"For many musicians, [site-specific work] is just bringing their music outside," Miller comments, "but, for me, it really means responding to the site. Matt's work was absolutely beautiful."
This Friday, September 8, for the South End Art Hop, a stationary LaRocca and Fisk will reprise their performance at design firm Solidarity of Unbridled Labour in Burlington. Twelve computer monitors will show video footage of the event.
LaRocca has written widely diverse pieces for these events: melodic and dreamy, rhythmic, susurrating, rock-metal edged. His growing list of Vermont-made works includes a collaboration with choreographer Jessie Owens at the Light Club Lamp Shop, and string arrangements to accompany singer-songwriter Henry Jamison at ArtsRiot.

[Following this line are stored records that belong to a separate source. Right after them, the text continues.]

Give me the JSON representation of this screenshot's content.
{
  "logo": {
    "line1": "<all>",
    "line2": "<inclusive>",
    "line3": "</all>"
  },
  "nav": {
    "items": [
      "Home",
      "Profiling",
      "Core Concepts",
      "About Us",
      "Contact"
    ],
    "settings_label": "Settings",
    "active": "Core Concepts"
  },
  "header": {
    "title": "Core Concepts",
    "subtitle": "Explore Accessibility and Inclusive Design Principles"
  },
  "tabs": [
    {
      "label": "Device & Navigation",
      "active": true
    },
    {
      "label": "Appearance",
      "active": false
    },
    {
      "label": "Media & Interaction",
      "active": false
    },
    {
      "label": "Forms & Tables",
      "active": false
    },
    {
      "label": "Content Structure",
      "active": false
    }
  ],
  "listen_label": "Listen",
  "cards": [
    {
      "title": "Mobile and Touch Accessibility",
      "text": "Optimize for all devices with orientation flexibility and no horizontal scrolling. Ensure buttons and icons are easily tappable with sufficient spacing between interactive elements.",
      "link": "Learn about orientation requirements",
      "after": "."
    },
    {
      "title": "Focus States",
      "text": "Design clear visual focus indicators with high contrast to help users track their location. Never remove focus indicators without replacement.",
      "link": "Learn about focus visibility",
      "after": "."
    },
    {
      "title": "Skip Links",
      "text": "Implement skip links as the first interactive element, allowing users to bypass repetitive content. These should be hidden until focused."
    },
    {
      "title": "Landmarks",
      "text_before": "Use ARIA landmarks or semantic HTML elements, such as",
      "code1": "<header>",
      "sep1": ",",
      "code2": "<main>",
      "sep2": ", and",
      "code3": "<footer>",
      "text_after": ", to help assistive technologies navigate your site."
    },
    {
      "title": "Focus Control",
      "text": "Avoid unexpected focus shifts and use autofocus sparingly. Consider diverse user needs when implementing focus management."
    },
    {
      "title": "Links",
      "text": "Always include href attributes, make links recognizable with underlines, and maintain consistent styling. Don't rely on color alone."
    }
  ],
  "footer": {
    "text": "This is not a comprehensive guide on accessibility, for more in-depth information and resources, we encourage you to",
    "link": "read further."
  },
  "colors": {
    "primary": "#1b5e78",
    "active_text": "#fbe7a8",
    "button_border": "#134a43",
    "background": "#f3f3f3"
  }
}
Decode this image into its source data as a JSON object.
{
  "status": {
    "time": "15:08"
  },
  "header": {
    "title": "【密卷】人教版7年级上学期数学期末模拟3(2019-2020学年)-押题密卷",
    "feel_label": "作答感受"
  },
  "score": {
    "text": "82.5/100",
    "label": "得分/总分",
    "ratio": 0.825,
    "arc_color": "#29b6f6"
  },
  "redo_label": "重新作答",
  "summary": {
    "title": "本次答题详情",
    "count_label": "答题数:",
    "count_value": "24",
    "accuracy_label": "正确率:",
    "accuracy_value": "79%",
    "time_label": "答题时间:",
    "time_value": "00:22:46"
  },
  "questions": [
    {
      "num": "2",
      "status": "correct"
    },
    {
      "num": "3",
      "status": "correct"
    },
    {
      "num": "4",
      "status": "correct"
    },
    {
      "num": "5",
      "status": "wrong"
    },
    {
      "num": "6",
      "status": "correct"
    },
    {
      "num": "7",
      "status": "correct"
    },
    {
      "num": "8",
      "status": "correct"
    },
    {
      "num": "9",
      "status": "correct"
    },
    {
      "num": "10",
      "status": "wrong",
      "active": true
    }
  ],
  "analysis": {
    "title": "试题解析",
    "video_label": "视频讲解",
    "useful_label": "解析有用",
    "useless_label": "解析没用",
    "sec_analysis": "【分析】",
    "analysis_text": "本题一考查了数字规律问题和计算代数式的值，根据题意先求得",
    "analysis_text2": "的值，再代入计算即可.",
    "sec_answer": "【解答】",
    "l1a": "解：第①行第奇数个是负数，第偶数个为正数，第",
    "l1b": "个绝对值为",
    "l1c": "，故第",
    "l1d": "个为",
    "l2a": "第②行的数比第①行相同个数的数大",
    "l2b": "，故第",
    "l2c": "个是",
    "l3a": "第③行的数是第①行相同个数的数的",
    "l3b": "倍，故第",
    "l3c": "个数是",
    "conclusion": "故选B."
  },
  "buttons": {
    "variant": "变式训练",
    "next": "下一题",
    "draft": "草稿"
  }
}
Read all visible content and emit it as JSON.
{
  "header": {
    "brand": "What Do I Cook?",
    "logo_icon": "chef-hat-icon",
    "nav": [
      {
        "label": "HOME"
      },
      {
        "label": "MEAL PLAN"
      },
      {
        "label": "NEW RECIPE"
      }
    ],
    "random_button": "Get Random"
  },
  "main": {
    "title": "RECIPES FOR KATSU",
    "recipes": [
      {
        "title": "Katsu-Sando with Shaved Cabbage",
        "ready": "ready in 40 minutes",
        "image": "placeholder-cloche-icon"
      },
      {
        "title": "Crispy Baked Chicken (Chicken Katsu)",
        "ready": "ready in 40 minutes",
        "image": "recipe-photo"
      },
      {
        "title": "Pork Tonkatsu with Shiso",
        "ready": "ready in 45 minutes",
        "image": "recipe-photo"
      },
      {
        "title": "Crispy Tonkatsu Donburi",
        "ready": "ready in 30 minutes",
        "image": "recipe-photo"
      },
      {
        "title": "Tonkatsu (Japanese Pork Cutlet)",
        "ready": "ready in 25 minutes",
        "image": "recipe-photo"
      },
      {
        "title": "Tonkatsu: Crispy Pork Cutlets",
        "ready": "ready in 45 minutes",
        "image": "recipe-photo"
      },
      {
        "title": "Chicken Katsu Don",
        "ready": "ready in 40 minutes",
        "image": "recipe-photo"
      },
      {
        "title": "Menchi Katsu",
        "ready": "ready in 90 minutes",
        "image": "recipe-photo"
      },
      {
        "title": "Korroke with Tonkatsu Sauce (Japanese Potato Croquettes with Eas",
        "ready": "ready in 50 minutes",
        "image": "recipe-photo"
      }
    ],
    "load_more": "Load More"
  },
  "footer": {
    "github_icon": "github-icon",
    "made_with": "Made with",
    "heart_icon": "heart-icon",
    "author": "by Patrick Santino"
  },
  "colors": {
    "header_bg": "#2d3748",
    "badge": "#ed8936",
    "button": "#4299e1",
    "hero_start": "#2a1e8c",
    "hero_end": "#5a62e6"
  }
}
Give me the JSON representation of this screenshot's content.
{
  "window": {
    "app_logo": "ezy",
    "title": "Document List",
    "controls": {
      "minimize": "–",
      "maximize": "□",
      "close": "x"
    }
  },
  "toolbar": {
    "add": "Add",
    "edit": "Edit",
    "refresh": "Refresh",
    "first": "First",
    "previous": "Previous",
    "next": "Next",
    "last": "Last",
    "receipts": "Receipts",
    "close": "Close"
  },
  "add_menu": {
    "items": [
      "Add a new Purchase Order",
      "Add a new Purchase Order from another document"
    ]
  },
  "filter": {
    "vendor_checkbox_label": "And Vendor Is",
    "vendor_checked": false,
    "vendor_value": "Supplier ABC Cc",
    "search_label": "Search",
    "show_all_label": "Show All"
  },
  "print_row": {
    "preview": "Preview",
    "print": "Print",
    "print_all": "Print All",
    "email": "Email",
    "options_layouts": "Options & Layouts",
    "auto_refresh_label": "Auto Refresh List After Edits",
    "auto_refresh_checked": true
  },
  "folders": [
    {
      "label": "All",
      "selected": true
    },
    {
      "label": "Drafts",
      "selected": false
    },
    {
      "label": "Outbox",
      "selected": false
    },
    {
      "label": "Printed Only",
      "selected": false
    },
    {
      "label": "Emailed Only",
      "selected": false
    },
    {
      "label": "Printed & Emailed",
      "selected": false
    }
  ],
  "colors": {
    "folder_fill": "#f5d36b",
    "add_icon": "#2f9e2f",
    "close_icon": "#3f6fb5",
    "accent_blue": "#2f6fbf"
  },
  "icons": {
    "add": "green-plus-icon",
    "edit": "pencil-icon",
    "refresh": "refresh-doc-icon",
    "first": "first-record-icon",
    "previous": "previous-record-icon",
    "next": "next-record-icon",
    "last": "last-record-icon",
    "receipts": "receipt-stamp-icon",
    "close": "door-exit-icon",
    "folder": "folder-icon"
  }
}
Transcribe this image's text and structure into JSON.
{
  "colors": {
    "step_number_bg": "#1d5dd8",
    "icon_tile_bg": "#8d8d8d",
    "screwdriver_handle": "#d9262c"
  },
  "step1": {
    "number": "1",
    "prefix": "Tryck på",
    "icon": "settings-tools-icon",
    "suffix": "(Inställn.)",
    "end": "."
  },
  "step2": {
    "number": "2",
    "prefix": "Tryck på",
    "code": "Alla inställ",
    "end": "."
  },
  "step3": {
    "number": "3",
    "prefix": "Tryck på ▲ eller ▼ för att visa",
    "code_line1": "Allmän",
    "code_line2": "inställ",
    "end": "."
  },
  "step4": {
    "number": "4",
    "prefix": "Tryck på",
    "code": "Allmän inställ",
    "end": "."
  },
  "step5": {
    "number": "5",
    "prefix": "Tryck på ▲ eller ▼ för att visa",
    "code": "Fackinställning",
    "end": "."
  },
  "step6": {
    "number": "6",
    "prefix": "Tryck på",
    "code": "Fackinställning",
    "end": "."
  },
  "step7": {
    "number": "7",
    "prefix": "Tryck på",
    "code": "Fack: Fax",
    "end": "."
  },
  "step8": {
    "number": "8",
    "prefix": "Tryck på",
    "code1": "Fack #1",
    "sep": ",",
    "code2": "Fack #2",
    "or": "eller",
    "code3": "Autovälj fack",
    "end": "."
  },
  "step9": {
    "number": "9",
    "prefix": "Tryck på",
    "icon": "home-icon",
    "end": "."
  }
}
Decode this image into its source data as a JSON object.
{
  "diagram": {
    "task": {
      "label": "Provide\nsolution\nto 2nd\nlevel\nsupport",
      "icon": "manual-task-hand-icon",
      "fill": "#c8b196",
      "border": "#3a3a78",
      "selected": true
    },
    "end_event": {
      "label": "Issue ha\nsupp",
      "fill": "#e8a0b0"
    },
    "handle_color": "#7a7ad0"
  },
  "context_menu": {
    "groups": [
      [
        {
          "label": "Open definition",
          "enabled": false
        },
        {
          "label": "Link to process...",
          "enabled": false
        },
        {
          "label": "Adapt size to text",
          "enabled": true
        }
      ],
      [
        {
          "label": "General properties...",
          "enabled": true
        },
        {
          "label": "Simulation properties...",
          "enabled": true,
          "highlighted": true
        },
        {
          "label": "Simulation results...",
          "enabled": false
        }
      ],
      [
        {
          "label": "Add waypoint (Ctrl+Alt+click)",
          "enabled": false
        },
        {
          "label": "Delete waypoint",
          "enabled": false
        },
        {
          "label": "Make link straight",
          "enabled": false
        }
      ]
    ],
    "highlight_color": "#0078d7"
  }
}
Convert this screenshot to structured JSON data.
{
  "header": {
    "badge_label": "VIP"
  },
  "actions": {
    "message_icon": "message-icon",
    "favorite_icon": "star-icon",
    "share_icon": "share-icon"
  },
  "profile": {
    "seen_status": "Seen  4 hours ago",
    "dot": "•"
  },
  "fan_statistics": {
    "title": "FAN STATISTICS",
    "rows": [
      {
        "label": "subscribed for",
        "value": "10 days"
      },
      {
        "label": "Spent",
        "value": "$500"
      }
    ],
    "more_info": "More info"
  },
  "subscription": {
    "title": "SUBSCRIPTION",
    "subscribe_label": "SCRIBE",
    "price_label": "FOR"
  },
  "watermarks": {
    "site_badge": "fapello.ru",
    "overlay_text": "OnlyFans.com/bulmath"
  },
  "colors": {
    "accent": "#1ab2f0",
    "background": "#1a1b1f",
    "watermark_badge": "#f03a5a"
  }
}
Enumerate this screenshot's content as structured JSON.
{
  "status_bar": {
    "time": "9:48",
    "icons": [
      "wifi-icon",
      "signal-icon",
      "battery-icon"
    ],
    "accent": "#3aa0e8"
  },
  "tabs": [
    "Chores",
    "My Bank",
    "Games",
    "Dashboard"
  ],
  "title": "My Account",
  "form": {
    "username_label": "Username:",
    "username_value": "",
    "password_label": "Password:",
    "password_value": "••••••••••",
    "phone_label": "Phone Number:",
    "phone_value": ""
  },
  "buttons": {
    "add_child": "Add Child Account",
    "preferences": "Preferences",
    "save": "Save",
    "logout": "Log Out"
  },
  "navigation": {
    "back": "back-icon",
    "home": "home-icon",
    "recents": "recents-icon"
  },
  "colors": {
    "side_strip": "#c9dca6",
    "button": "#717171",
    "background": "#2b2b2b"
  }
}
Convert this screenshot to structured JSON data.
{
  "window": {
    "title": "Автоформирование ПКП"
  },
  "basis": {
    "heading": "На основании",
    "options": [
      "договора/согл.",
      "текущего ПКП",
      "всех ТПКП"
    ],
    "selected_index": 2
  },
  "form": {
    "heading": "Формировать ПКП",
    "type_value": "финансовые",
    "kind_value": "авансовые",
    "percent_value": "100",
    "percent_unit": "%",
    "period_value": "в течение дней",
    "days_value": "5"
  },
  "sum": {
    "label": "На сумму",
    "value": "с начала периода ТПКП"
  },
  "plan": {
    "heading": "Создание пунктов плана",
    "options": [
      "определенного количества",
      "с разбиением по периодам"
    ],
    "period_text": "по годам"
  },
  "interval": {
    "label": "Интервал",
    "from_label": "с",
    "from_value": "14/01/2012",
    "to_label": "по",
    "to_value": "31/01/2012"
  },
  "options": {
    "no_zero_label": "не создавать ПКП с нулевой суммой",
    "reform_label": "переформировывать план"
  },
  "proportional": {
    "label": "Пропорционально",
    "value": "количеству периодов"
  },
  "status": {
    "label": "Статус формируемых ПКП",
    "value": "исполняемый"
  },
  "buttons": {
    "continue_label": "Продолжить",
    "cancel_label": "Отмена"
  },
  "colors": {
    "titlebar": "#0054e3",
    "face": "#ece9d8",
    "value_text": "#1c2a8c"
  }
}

Counterpoint, a professional singing group led by Nat Lew, recently commissioned LaRocca to write a piece for the chorus — with Elizabeth Reid on viola and Paul Orgel on piano — to be premiered next summer. Rowell, who co-founded Craftsbury Chamber Players and formerly played with ETHEL, is currently tackling a LaRocca composition for solo violin that requires her to sing.
"It can all coexist: [Béla] Bartók and Talking Heads, [Ludwig van] Beethoven and modern composers," LaRocca declares. He believes the classical world should offer both concert halls and alternative venues free of "prescribed decorum." Similarly, he adds, there's room for both traditional-length concerts and performances of single movements from larger works, played for an audience enjoying drinks.
LaRocca's experience with both professional and amateur playing has helped make him an effective teacher at all levels. LaRocca just became executive director of Music-COMP, to which young composers can submit their scores online, and he directs the South Burlington Community Chorus and the Champlain Philharmonic. He also taught the unpopular ear-training class at Saint Michael's College, where "Matt achieved a higher level of fun," according to Lew, the music department chair.
This fall, LaRocca switched to the University of Vermont to teach music theory. Patricia Julien, a jazz flutist, composer and professor who heads UVM's composition theory program, recalls being impressed by his guest teaching. LaRocca asked students to sing "Twinkle, Twinkle Little Star" while he played countermelodies and variations on the piano. "It was a way of him not being elitist," Julien notes. "Here was a really well-trained, experienced, professional musician saying, 'Here's how fun [music] is.'"
That sensibility was obvious last month at LaRocca's first performance with the new-classical group TURNmusic. He played an improvisational solo on his viola, which was wired to a five-pedal board at his feet. "That's my pedal porn," he joked with the audience. Then LaRocca embarked on a hypnotizing work of brief phrases, which he threw into repeat with a touch to a pedal while bowing other melodies on top.
"He's in love with what he does," says Cadwallader. "I talk about how [musicians and composers] can be deputized as advocates of the art form. Well, love is a great example of that. You can feel it when you're around him."